Following extensive lobbying by not only financial institutions and intermediaries, but also by EU governments, the EU Commission has published a proposal for an extension of the reporting deadlines in relation to both the CRS and DAC 6 reporting regimes. The proposals are in the form of an amendment to the Directive on Administrative Co-operation and so will need EU Council approval. This is likely to be forthcoming notwithstanding that certain member states were asking for longer extensions.
As regards CRS, the deadline for governments to report information submitted to them by financial institutions in relation to reportable financial accounts is extended to 31 December 2020. It is to be noted that this does not impact on the reporting deadlines for the financial institutions themselves although it is possible that governments may pass their own regulations to allow for that. It is also to be noted that these extensions would in the normal course only apply as between EU countries and so the deadlines for reporting financial accounts in relation to other jurisdictions may be unaffected.
As regards DAC 6, the deadlines have been extended by three months. This does not amount to a postponement of the DAC 6 implementation date of 1 July 2020, but an extension of reporting deadlines. The effect of this is that, whereas previously there were essentially two reporting timelines, now there will be three:
- The deadline for the reporting of cross-border arrangements whose first step of implementation occurred between 25 June 2018 and 1 July 2020 (the so-called transition period) is extended from 31 August 2020 to 30 November 2020.
- The 30 day deadline for the reporting of cross-border arrangements whose first step of implementation occurs from 1 July 2020 onwards now distinguishes between two different situations:
- For those arrangements where under the old timelines the 30 day period would have started running between 30 June and 1 October 2020, the 30 day period starts running from 1 October 2020 (thus introducing a second transitional period); and
- For all other arrangements, the 30 day period will start running in the same way as before from 1 October 2020 onwards.

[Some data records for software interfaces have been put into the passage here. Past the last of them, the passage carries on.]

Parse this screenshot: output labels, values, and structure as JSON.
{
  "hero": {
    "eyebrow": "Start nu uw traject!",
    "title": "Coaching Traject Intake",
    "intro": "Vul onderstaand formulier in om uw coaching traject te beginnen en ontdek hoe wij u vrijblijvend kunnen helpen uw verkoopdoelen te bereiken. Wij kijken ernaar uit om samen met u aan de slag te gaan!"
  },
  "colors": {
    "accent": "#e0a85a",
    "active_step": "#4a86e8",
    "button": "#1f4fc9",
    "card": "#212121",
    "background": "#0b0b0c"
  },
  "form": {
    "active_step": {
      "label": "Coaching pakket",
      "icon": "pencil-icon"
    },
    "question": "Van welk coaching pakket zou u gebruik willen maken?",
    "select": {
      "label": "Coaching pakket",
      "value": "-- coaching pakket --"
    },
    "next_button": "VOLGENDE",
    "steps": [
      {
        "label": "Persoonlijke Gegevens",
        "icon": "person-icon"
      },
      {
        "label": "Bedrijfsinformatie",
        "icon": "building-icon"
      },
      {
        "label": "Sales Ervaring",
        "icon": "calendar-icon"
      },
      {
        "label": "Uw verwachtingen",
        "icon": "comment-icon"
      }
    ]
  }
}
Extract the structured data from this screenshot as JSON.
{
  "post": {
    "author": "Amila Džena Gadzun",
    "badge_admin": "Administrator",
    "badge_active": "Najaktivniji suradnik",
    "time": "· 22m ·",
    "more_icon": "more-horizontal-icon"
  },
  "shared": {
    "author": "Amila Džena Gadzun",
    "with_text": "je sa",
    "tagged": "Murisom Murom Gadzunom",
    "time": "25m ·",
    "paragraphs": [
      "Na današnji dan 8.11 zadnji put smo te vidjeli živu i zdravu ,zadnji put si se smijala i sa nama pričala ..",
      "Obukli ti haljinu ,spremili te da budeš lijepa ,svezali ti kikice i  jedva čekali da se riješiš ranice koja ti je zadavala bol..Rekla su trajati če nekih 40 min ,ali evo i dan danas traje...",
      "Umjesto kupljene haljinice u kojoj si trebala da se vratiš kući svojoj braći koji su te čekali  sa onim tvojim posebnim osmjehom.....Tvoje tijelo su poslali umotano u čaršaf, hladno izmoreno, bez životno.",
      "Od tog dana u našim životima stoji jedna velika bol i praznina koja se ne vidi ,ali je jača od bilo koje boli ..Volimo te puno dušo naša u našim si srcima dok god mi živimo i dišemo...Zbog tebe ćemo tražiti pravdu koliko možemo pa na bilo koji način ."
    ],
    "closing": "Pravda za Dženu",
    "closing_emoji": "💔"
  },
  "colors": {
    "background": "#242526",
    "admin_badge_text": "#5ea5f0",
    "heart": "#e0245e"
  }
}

There is the possibility of a further three month extension if the EU Commission decides that it is justified by the continuation of exceptional circumstances of severe risks for public health caused by the COVID-19 pandemic and EU countries have to implement lockdown measures. Bearing in mind the de-confinement processes that have started across Europe, it would appear that it would require a reversal of those processes to bring into play the extra three months extension.
The EU Commission proposals are expected to be considered by the EU Council today. It is assumed that they will be accepted but this blog will provide updates if there are any material departures from the Commission proposals.